Greg Lake passed away at the end of last year at the age of only 69, and thus this book, his autobiography, is sadly published posthumously.
Of course, he is primarily associated with seventies prog giants ELP, but he also had a very successful period in the original incarnation of King Crimson, as well as a brief tenure in Asia – oh, and he also found time to put out a number of solo and collaborative albums along the way.
As with many books of this type, I found the story of his formative years the most compelling, in this case growing up in post war Poole, before eventually and inevitably gravitating to London in the sixties. He speaks very warmly of the family and friends who supported him in those early days.
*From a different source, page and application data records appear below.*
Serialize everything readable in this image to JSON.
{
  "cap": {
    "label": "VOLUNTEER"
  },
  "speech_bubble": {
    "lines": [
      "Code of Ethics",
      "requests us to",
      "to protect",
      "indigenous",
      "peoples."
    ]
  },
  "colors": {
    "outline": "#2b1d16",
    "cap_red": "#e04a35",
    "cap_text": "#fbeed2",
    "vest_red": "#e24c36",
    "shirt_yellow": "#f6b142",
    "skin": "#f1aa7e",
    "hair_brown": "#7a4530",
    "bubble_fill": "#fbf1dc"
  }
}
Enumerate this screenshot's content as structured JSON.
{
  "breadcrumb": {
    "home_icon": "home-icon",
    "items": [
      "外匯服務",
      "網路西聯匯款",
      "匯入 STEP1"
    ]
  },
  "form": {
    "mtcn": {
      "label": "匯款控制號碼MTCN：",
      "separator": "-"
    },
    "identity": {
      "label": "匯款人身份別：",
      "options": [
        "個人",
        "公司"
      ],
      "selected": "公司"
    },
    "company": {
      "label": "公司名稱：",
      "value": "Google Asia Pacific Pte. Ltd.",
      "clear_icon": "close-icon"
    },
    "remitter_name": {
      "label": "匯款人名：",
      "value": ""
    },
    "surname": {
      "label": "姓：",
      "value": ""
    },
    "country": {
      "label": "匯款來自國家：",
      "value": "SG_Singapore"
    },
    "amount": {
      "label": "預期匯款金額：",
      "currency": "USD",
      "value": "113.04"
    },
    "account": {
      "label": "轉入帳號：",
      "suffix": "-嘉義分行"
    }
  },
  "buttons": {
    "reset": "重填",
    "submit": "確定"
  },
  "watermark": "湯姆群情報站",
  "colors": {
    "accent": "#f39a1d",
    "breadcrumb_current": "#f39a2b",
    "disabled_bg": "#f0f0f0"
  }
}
The book follows his recruitment by local friend Robert Fripp, who he remained close to, into the maelstrom of creativity that was King Crimson, before graduating to global success with ELP. He seems to have had something of a fractious relationship with his band mates, particularly in later years, but I got the impression he was maybe just too much of a nice guy to » Continue Reading.